Besides, a lot of players here aren’t as familiar with local monsters, and being able to spring something truly alien and different is worth its weight in gold.
Aside from Ravenloft, Gothic horror doesn’t quite have a place in most Filipino gaming tables just yet. It could come from the fact that gothic literature hasn’t really taken off here, and that most people here think of Anne Rice or Stephanie Meyer as opposed to Bram Stoker when you say “vampire.”
That said, I can certainly see where this could work. Again, a Rizal-era vampire in Manila story would certainly pique my interest. Or even a tale featuring Prometheans during the same era, stalking the gaslit streets of Intramuros in search of the true meaning of humanity.
Here’s a tough one. A lot of horror set in the modern-day also deals with Psychological horror, with little to no supernatural intervention, but an overhanging atmosphere of dread. This is a difficult one to pull off, and one that could definitely work.
Culture can play a role in this kind of horror, playing on elements of modern Filipino society as a source of the dread. Disconnection from the family due to having to take a dead-end job in a call center, where you start getting threatening calls from a mysterious person who seems to know far too much about you, for example.
These games require an incredible amount of buy in from the players, but if done right can be beautiful. Philippine gamers tend to prefer more action in their games, but there’s a recent trend of gamers who are more willing to try games that have heavier emphasis on story and playing a character as opposed to shooting monsters in the face, so there’s certainly hope for this.
Horror is pretty universal, but Culture plays a key part in making it relatable. In order for something to feel alien, you need to establish a baseline of familiarity, and that’s where culture comes in. I think that Horror is a distant third to the usual Fantasy-heavy RPG population in the country, but I’m fascinated to find out what people have been doing with it as there’s a lot of potential for some truly memorable games.

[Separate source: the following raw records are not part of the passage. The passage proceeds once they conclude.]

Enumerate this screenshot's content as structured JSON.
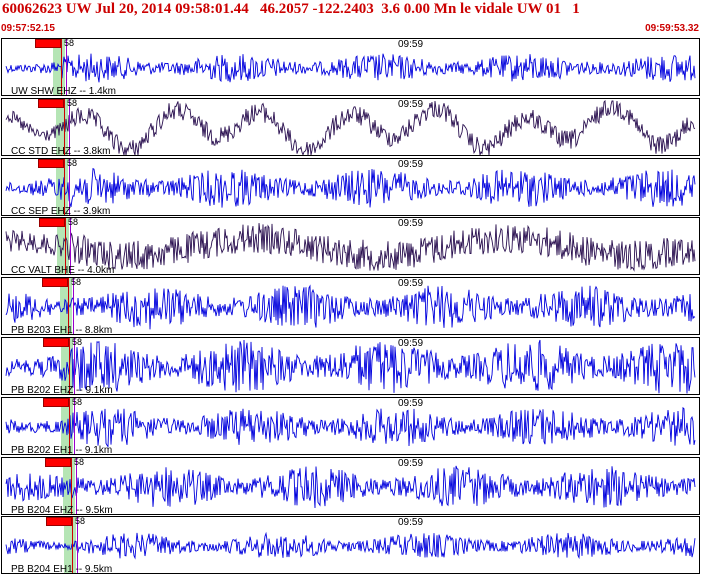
{
  "header": {
    "title": "60062623 UW Jul 20, 2014 09:58:01.44   46.2057 -122.2403  3.6 0.00 Mn le vidale UW 01   1",
    "start_time": "09:57:52.15",
    "end_time": "09:59:53.32"
  },
  "center_time_label": "09:59",
  "pick_time_label": "58",
  "colors": {
    "title": "#cc0000",
    "trace_blue": "#0000dd",
    "trace_dark": "#2a1050",
    "pick": "#ff0000",
    "band": "#a8e0a8"
  },
  "traces": [
    {
      "station": "UW SHW EHZ -- 1.4km",
      "color": "#0000dd",
      "amp": 0.22,
      "style": "hf",
      "pick_frac": 0.085
    },
    {
      "station": "CC STD EHZ -- 3.8km",
      "color": "#2a1050",
      "amp": 0.42,
      "style": "lf",
      "pick_frac": 0.088
    },
    {
      "station": "CC SEP EHZ -- 3.9km",
      "color": "#0000dd",
      "amp": 0.3,
      "style": "hf",
      "pick_frac": 0.088
    },
    {
      "station": "CC VALT BHE -- 4.0km",
      "color": "#2a1050",
      "amp": 0.38,
      "style": "mf",
      "pick_frac": 0.09
    },
    {
      "station": "PB B203 EH1 -- 8.8km",
      "color": "#0000dd",
      "amp": 0.34,
      "style": "hf",
      "pick_frac": 0.094
    },
    {
      "station": "PB B202 EHZ -- 9.1km",
      "color": "#0000dd",
      "amp": 0.42,
      "style": "hf",
      "pick_frac": 0.096
    },
    {
      "station": "PB B202 EH1 -- 9.1km",
      "color": "#0000dd",
      "amp": 0.3,
      "style": "hf",
      "pick_frac": 0.096
    },
    {
      "station": "PB B204 EHZ -- 9.5km",
      "color": "#0000dd",
      "amp": 0.32,
      "style": "hf",
      "pick_frac": 0.098
    },
    {
      "station": "PB B204 EH1 -- 9.5km",
      "color": "#0000dd",
      "amp": 0.2,
      "style": "hf",
      "pick_frac": 0.1
    }
  ]
}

Next up we’ll tackle Supers and Anime, two related genres that have significant popularity in the country, but does that popularity really translate to the gaming table?